- 32 Gyoza wrappers I used store bought
- 250 g Pork mince
- 200 g or 2cups Cabbage
- 20 g or ¼ cup Chinese Chives
- 20 g or ¼ cup Spring onion
- 10 g or ½ tbsp. Grated ginger
- 1 Clove 5g or 1 tsp Garlic
- 1 tbsp Sake
- 1 tbsp Sesame seed oil
- 1 tsp Soy sauce
- 1 tsp Salt
- 1 tbsp vegetable oil for frying
Chop cabbage, Chinese chives, and spring onion finely and set aside.
Remove the skin from the ginger and grate finely.
Using a garlic mincer, mince the garlic and set aside.
Mix the pork mince, shredded cabbage, spring onion, ginger, garlic, soy sauce, sake, sesame oil, salt and pepper together in a bowl.
Mix together well until they become well combined and sticky in texture.
Spoon about a tablespoon of the mixture into the centre of a Gyoza wrapper and fold while pinching the sides together to close the Gyoza. Use your thumbs to fold it and use your right index finger to push mince filling in (see photo or mini video if you are not familiar with this method) .
Heat a fry pan over medium heat and place the Gyoza in the pan and brown the bottom part of the Gyoza.
Once the Gyoza is slightly browned on the bottom, pour ¼ cup hot water into the pan to steam fry the Gyoza.
Put a lid on the pan to steam the Gyoza and turn the heat up to high. Steam cook for about 3 minutes.
Take the lid off and let the water evaporate. Carefully pour a little bit of sesame seed oil around the Gyoza to make the bottom turn crisp and golden brown.
Turn off the heat and serve the Gyoza on a plate with the bottom up for best presentation.

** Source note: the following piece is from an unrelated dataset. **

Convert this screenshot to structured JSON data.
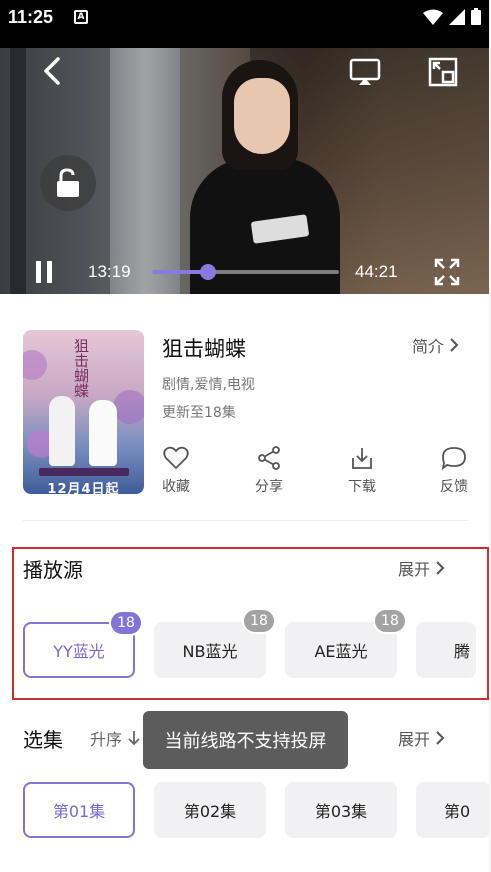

* I recommend to use Japanese gyoza wrapper. I found that Chinese wrapper is thicker than Japanese gyoza wrapper.